there's no visible difference between the func and join (split (func)), but they behave differently
any variable created outside of the function (globals, script, etc) are no longer available unless using the create variables library
i understand why this might want to be prevented in situations like this, but is tthis isn't just for script variables, it happens to globals too, here a way i can keep global scope variables after manipulating blocks? i want to create macro blocks that can be given to others, and it's not very useful if it breaks code everywhere
Yes, global variables should work. I think Jens has already agreed about that so maybe it'll be in 8.1.
As for local variables, what SPLIT BY BLOCKS does is to turn the function into code. Functions remember the scope in which they were created, but code is just the blocks without an environment. If you want the blocks and the environment, don't split it!
The right way to make you happy would be to make environments (a/k/a scopes) first class, so you could capture whatever environment you want and then hook it up to a piece of code explicitly, saying something like DEFINE (name) (code) (environment). Although really there are two relevant environments, the one to attach to the code and the one in which to bind the name to the created function. So this is the sort of thing we have to work out.
Scheme explicitly does not have first class environments, a decision made because it allows compiled code to run fast. We (so far, knock on wood) don't have that constraint. But it's still not clear that Jens would support first class environments.
In particular, channeling Jens, I think he might note that making sprite environments first class kind of defeats the purpose of sprite-local variables. Which I think is somewhat true but not 100% true.
i considered that for a second, but i think snap already has quite a bit of stuff that's nearly inexplicable, and i don't see the point of adding something that could be worked around easily with a bit of cleverness and with features that should probably exist anyways
besides, what really is an environment anyways? are things like position and other sprite properties the same environment, or a different one? shouldn't that be decided with parenting and inheriting? at that point, a sprite IS an environment, and many of the hard questions are gone. if sprites were just slightly more malleable then i think i'd have exactly what i want
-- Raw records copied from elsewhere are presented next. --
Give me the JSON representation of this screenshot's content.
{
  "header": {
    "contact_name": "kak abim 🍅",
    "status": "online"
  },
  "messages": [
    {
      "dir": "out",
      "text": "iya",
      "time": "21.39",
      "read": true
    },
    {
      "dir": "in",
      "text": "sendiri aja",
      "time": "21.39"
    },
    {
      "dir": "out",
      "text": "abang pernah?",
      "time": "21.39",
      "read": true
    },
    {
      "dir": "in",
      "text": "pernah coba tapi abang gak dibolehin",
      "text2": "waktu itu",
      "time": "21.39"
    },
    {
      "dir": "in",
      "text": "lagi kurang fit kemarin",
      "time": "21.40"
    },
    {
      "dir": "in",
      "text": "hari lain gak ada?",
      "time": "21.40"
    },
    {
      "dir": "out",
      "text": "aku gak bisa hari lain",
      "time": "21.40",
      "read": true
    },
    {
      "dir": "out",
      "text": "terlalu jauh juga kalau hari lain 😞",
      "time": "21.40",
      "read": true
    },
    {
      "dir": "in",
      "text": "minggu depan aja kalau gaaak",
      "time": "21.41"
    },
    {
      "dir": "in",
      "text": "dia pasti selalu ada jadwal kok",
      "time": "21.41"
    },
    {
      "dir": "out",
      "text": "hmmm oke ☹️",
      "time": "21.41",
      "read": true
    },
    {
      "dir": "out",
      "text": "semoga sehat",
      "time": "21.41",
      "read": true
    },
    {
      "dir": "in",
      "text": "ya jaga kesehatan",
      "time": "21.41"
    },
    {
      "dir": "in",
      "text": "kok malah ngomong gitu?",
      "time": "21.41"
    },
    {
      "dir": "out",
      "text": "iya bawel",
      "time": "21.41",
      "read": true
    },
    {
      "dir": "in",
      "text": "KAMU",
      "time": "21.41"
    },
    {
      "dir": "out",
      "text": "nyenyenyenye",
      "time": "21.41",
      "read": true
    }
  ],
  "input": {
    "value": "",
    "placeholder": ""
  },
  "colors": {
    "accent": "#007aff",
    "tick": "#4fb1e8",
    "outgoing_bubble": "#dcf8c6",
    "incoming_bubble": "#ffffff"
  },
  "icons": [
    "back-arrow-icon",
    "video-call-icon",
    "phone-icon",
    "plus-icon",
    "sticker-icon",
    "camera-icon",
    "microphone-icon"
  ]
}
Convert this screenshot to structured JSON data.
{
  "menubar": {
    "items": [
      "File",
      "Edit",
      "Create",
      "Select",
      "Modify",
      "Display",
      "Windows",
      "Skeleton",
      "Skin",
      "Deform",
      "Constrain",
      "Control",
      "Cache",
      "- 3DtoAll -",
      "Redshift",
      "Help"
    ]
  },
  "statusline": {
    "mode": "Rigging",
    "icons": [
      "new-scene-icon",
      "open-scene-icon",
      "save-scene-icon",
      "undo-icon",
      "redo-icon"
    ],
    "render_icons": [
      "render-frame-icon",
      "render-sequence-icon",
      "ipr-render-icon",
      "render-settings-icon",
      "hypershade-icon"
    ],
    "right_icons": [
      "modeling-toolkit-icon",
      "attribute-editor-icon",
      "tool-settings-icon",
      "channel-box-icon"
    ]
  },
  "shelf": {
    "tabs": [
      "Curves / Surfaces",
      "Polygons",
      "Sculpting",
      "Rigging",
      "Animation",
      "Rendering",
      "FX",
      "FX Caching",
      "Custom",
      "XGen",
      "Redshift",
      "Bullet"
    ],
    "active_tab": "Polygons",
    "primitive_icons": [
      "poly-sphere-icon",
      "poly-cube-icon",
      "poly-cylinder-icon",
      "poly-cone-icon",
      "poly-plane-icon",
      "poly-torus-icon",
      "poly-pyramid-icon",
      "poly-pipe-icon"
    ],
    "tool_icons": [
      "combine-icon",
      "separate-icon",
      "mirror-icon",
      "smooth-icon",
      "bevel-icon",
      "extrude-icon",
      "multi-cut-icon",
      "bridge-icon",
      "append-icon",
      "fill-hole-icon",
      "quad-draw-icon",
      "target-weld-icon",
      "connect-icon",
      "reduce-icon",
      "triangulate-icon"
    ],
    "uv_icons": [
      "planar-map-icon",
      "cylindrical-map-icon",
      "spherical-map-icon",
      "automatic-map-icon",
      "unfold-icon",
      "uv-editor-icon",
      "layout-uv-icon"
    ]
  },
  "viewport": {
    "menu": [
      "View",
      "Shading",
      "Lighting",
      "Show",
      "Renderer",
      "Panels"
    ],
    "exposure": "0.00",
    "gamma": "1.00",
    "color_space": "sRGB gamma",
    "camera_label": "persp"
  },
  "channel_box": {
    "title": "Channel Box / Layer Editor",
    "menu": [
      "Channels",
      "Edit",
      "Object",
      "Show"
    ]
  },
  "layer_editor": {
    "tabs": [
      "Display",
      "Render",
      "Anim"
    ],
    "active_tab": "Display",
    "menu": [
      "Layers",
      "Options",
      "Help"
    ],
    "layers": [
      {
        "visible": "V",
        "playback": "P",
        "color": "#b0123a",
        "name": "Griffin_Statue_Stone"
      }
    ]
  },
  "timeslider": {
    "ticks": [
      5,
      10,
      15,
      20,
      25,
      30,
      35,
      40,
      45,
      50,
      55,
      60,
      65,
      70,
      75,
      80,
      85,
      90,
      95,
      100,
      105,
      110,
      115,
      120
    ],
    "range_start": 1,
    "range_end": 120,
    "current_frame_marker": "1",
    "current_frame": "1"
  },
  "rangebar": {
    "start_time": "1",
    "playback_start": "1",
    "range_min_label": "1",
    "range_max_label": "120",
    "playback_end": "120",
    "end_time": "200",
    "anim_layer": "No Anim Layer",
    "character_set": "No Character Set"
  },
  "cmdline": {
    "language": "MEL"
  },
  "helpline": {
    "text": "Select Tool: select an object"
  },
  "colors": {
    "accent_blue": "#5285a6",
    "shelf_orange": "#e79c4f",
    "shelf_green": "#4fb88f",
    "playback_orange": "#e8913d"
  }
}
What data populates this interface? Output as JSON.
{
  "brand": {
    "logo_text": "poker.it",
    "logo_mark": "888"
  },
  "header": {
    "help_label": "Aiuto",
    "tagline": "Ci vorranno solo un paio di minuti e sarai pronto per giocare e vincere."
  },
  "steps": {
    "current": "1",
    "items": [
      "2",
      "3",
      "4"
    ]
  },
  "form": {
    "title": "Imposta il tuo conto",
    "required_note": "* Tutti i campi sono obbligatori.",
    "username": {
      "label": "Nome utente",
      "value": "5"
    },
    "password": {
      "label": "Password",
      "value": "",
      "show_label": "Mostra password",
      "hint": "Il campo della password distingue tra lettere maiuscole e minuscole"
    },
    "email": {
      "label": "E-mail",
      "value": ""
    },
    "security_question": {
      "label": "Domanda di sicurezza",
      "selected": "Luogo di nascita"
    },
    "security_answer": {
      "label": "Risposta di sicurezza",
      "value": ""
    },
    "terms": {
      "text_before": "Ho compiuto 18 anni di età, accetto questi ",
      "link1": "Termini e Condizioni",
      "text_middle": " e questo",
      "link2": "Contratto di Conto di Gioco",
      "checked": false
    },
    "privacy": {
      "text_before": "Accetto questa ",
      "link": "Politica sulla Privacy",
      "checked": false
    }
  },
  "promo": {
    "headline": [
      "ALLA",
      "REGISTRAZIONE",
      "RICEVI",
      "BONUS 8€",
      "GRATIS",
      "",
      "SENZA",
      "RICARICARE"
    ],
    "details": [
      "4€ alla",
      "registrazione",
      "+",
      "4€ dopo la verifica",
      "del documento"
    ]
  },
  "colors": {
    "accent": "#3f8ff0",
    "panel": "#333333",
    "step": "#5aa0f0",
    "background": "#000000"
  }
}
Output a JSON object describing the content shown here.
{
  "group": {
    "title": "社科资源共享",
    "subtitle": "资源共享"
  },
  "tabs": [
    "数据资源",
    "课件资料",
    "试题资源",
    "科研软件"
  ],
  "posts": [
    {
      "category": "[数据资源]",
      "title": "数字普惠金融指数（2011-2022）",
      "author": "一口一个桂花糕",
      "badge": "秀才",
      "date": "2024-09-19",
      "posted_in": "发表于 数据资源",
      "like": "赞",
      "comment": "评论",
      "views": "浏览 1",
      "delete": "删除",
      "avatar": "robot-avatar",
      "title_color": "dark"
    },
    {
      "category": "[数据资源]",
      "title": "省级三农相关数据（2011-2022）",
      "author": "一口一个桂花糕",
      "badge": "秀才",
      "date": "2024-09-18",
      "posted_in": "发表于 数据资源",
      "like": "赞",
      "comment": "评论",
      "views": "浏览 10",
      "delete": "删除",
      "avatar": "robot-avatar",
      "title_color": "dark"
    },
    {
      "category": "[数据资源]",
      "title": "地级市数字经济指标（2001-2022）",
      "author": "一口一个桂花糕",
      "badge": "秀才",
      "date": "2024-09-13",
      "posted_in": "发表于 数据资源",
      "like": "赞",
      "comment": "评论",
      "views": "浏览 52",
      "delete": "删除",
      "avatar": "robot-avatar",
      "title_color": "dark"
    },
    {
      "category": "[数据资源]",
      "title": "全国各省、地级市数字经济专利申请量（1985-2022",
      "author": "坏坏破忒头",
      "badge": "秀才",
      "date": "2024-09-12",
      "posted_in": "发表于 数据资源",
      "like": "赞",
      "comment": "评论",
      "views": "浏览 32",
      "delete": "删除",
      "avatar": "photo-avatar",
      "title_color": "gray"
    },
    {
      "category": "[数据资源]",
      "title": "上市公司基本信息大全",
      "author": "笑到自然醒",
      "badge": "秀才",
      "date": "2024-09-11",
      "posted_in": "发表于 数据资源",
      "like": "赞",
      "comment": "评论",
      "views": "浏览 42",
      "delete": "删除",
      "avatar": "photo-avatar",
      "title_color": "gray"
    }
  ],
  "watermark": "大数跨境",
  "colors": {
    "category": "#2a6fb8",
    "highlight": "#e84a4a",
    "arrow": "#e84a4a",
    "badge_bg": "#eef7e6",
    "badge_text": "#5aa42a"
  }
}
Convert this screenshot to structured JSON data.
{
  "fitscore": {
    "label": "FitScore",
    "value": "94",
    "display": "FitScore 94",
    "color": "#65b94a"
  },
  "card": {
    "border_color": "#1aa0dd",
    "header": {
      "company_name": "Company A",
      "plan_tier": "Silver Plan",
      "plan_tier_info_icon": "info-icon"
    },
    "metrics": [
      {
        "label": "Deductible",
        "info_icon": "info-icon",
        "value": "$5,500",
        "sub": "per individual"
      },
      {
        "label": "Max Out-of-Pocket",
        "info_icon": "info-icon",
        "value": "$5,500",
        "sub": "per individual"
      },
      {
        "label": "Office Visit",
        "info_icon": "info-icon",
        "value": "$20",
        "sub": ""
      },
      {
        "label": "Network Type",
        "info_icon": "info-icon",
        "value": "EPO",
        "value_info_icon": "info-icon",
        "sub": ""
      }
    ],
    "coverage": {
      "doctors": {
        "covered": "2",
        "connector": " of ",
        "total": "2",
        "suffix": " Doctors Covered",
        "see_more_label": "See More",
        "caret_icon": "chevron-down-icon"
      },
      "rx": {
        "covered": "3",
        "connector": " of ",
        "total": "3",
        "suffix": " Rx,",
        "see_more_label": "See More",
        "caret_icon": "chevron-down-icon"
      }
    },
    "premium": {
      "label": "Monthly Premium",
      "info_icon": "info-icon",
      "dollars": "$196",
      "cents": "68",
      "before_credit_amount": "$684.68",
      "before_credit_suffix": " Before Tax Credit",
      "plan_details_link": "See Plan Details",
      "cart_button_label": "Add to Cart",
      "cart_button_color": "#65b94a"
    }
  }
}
Yeah, you're right, I've heard that from Jens too. :~) Being as I am a Schemer, I think of environments as just about variables (which includes procedure names, because Scheme has only one namespace and procedure values are bound to names the same way numbers are bound to names).
But yeah, sprites have more things that should be considered part of their environment. We wouldn't have to decide where to draw the line anew for this feature; the Snap! internal data structure that represents a sprite has already made that decision. In fact, you could argue that we already have first class environments, because we have first class sprites!
Scripts created using join are "unbound rings", a.k.a "just code". They need to be bound to an environment before they can access variables. I think this is already explained in the manual. Nothing special about whether the environment is global or any other scope.
No, the (first) input to CALL has to be a procedure, which is made of two parts, the code and an environment. OF, as suggested by @bombmanyeeted, combines the code (first input) with the environment from a sprite (second input), containing that sprite's local variables as well as the global variables.
i don't see anything in the manual about rings being unbound or how to bind them, "bind" and "bound ring" aren't anywhere in the manual
i still can't figure out how i'm supposed to bind anything, this is way too vague.
from what i can tell, if i get variables of a ring, it gives the sprite and script variables it can access, not the parameters, and it doesn't seem to be able to set anything. it errors if the ring is created with join.
EDIT: figured it out from bh and the block's help text, would be nice to have it in the manual somewhere (if it isn't) since this is pretty hard to find
Yeah, we need better documentation. I got that chapter written just barely in time for the 8.0 release. :~)
Prior to the metaprogramming features, we didn't really have to talk about environments because making a ringed procedure automatically attached the right environment and everything just worked without the user worrying about how it worked. But now, with SPLIT, you can separate the code from the environment in which it was defined, so that later you can attach that code to a different environment if you want.
We considered inventing some other visual representation for code without an environment attached, purple rings or black-and-white-striped rings or something, but we decided that would just scare people away.